Exercise description = Pull out every line in the data that has the string "title" in it.

Material to process =
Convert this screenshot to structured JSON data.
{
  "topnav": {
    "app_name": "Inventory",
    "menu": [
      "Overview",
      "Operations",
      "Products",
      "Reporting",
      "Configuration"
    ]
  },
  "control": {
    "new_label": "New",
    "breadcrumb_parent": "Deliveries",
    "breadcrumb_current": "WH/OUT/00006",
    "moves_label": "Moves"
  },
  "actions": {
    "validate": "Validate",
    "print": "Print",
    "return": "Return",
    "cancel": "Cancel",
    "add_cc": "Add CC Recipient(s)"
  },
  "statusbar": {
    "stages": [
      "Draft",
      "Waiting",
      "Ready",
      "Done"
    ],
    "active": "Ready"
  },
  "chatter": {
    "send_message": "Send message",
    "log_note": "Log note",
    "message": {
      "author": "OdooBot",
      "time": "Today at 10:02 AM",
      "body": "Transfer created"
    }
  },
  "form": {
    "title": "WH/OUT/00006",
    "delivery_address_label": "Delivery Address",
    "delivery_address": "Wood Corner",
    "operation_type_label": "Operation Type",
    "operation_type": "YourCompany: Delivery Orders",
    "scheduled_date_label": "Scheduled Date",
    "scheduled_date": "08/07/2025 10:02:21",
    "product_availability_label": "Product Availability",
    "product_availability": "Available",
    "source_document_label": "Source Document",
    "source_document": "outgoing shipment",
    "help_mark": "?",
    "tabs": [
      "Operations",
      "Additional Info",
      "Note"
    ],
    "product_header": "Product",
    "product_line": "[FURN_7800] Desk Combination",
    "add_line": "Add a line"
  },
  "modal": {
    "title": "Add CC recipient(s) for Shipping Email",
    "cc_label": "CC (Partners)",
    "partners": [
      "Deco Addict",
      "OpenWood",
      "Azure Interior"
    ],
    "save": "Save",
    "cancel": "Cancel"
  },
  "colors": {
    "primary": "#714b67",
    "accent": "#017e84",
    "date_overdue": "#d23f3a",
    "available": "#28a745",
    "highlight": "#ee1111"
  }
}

Answer to this problem =
    "title": "WH/OUT/00006",
    "title": "Add CC recipient(s) for Shipping Email",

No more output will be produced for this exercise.